What to do
With no omissions, write out every record given below.
++++ Provided records
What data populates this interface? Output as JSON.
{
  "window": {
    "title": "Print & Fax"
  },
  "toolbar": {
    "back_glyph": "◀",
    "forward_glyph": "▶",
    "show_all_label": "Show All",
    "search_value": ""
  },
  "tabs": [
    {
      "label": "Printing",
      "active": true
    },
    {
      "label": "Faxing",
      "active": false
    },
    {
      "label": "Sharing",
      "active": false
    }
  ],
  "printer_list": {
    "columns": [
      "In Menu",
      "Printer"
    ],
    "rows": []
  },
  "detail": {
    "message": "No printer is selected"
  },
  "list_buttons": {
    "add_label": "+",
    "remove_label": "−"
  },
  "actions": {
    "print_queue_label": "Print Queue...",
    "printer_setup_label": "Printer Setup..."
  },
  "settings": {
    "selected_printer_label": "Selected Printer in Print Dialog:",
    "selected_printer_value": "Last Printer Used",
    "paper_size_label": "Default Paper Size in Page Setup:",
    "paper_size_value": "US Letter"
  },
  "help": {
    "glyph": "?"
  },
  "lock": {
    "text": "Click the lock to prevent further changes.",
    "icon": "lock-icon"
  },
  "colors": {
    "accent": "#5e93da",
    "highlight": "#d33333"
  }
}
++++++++
Written reply
What data populates this interface? Output as JSON.
{
  "window": {
    "title": "Print & Fax"
  },
  "toolbar": {
    "back_glyph": "◀",
    "forward_glyph": "▶",
    "show_all_label": "Show All",
    "search_value": ""
  },
  "tabs": [
    {
      "label": "Printing",
      "active": true
    },
    {
      "label": "Faxing",
      "active": false
    },
    {
      "label": "Sharing",
      "active": false
    }
  ],
  "printer_list": {
    "columns": [
      "In Menu",
      "Printer"
    ],
    "rows": []
  },
  "detail": {
    "message": "No printer is selected"
  },
  "list_buttons": {
    "add_label": "+",
    "remove_label": "−"
  },
  "actions": {
    "print_queue_label": "Print Queue...",
    "printer_setup_label": "Printer Setup..."
  },
  "settings": {
    "selected_printer_label": "Selected Printer in Print Dialog:",
    "selected_printer_value": "Last Printer Used",
    "paper_size_label": "Default Paper Size in Page Setup:",
    "paper_size_value": "US Letter"
  },
  "help": {
    "glyph": "?"
  },
  "lock": {
    "text": "Click the lock to prevent further changes.",
    "icon": "lock-icon"
  },
  "colors": {
    "accent": "#5e93da",
    "highlight": "#d33333"
  }
}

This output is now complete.